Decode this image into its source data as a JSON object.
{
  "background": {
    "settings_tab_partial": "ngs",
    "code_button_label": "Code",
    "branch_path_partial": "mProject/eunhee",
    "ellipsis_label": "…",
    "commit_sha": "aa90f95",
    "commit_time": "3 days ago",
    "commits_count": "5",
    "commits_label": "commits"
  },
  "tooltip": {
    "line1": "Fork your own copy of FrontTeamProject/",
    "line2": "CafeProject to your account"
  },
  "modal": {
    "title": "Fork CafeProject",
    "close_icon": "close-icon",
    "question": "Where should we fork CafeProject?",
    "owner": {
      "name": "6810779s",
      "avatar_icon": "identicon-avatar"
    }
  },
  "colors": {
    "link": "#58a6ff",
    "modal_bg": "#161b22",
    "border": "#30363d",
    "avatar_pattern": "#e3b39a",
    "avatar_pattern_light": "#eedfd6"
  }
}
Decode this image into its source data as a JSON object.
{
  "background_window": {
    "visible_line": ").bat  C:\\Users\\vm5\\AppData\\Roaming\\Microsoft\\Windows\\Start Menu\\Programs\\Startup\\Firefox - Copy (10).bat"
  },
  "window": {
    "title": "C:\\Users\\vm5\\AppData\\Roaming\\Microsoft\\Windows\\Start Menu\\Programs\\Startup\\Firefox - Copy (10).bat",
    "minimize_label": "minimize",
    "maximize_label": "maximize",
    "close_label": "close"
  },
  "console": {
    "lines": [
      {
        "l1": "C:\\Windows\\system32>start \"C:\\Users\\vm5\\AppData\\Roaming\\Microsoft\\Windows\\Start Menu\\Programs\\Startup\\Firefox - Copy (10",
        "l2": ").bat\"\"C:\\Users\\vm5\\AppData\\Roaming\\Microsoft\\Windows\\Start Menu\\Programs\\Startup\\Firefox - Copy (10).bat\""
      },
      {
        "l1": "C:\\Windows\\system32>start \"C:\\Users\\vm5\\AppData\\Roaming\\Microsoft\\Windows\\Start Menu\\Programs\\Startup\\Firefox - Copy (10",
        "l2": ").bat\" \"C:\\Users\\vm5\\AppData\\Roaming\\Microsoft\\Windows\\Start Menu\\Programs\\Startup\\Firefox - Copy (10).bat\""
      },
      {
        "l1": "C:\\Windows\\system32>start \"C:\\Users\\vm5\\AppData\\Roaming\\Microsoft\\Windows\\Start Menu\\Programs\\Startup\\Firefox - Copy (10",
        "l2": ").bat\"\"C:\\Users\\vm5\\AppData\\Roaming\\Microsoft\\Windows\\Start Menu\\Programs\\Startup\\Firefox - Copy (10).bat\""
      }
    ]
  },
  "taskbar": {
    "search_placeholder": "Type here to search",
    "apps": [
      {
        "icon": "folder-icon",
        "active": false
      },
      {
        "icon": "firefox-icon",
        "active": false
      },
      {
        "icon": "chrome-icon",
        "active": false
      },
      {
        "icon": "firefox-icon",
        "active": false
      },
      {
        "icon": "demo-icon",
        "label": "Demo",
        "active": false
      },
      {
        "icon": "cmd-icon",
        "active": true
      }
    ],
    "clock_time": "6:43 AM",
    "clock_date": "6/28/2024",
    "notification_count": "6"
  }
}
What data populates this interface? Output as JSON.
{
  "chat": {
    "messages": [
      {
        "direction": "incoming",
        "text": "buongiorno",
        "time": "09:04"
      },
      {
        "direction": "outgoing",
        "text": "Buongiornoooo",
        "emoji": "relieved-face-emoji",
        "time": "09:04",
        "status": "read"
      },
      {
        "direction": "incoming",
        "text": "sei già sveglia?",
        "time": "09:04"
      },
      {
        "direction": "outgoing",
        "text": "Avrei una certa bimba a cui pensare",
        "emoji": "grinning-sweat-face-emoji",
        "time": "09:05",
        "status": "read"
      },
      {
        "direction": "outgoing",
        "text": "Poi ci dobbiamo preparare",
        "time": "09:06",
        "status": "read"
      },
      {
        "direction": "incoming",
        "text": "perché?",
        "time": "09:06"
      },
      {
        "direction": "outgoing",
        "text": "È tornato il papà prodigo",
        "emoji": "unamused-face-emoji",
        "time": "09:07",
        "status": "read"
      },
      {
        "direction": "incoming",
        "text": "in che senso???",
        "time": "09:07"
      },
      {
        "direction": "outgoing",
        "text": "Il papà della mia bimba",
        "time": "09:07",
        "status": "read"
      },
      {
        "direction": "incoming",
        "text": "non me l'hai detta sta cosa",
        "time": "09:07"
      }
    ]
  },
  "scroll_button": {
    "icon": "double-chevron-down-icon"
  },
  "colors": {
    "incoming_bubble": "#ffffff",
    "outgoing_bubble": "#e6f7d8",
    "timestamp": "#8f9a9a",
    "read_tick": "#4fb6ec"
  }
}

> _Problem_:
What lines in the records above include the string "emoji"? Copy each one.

> _Written response_:
        "emoji": "relieved-face-emoji",
        "emoji": "grinning-sweat-face-emoji",
        "emoji": "unamused-face-emoji",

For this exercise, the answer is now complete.